Professor Publishes Monograph on Newspaper Competition
May 6, 2009
Patrick Daley, associate professor of communication has published a monograph titled "Newspaper Competition and Public Spheres in New Hampshire in the Early Revolutionary Period" in Journalism Communication Monographs, Vol. 11, No. 1, Spring 2009.
The monograph is a case study of newspaper competition in New Hampshire between the province's official newspaper and the upstart Whig challenger in the period marked by contention over the Stamp Act (1765-1766) and over the tight oligarchical reign of the Wentworth family.
The case study is grounded in the civic republican tradition articulated by Bernard Bailyn and Gordon Wood as well as the revisionist scholarship since the 1960s that takes the role of the "little people" seriously.
It maintains that the competition between the two newspapers contributed to, and opened up, the public spaces in Portsmouth to a wider compass than might have been predicted if one follows the standard Habermasian argument for the development of a bourgeois public sphere. In part, these more diverse public spheres grew out of a staple of ritualized communication speeches at both the local and intercolonial levels.
The paper traces the provenance of these reports to the rough music of the colonists' English ancestors so beautifully articulated by E.P. Thompson.

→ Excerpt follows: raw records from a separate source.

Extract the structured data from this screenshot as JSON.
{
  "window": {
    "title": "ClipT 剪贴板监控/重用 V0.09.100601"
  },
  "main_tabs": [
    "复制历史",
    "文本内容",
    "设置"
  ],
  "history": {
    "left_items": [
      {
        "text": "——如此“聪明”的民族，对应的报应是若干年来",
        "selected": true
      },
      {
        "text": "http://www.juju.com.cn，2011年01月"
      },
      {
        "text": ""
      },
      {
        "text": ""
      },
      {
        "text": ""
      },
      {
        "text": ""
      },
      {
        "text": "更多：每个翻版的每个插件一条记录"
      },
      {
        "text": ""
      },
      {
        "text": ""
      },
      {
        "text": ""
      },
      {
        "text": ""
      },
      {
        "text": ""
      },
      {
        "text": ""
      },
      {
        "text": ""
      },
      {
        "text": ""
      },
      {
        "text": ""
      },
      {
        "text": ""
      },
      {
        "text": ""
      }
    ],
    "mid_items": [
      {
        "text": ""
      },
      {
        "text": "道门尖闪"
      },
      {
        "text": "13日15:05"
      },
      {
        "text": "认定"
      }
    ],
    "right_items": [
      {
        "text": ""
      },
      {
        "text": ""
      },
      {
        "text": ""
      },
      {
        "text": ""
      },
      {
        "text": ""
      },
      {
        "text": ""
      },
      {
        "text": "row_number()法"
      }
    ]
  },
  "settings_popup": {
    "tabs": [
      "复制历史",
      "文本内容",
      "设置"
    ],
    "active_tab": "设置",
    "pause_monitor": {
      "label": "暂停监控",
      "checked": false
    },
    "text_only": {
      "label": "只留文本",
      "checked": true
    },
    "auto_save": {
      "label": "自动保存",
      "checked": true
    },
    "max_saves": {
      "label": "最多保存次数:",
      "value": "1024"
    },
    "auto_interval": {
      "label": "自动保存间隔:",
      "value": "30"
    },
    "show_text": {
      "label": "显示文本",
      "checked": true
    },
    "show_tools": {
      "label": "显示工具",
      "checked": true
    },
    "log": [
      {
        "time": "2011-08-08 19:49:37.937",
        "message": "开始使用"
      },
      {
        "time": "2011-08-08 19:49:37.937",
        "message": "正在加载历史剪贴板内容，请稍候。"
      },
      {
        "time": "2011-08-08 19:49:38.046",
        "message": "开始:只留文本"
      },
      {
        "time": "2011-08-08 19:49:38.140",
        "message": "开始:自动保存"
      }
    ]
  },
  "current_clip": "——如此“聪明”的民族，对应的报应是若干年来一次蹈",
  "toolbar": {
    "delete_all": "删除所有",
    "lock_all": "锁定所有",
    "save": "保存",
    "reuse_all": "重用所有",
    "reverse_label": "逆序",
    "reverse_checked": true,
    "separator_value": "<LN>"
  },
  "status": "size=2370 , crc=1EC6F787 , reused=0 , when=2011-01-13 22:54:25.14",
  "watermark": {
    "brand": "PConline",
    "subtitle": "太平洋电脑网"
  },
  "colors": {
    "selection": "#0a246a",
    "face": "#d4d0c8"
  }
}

The Whig challenger also championed a rollicking and irreverent, rhetorical epistolary form that involved status reversals and mocked deference in a highly amusing yet serious, manner.
The monograph is available in microfilm format at both the Dimond Library and the Portsmouth Athenaeum.